EXERCISE AIM = Please figure out how many lines in the material contain "title", and give only that number.

EXCERPTED RECORDS =
○ ○ ○ ○ ○

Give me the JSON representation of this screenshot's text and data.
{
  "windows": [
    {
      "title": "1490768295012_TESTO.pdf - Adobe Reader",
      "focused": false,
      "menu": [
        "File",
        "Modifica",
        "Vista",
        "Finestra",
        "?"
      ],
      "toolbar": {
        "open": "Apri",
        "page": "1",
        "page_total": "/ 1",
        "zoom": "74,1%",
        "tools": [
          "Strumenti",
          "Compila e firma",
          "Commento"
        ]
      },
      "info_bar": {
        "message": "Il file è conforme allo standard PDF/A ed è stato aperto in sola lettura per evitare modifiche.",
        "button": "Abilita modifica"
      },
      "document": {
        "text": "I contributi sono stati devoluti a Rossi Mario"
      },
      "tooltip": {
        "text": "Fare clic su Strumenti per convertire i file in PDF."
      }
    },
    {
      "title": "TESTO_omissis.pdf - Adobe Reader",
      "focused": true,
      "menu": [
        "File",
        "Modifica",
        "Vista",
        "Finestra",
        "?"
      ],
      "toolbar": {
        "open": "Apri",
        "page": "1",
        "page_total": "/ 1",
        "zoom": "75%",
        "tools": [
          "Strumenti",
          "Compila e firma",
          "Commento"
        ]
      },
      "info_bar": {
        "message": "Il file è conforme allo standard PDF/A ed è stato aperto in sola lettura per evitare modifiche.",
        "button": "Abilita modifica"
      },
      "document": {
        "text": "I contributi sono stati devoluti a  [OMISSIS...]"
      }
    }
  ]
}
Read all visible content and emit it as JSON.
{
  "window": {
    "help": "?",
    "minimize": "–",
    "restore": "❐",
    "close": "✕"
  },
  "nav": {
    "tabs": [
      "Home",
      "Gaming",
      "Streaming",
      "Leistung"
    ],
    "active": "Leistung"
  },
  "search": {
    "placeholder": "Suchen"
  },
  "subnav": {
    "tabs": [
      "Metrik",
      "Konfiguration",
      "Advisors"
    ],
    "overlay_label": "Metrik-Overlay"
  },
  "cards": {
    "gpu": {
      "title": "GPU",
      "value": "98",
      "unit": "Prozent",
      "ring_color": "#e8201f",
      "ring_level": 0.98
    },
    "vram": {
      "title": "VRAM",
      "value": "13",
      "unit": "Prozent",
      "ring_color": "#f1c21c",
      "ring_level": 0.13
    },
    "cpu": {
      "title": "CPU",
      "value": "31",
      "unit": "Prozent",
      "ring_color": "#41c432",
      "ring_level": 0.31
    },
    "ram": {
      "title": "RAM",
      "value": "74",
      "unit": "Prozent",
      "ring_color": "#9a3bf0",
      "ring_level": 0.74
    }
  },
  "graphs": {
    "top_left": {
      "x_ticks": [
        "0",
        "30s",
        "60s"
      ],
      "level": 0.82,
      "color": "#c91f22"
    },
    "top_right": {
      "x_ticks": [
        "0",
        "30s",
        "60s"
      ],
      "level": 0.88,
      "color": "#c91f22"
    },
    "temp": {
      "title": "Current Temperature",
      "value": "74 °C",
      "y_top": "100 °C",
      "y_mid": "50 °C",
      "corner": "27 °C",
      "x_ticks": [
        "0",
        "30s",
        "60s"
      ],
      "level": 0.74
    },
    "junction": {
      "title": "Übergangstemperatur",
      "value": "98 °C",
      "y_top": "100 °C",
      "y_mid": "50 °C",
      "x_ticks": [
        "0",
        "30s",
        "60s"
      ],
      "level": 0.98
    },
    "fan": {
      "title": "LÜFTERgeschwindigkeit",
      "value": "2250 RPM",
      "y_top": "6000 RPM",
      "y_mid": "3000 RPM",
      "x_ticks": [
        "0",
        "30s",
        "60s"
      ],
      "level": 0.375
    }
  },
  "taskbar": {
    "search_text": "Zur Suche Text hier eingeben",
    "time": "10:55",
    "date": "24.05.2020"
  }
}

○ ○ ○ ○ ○

SOLUTION = 9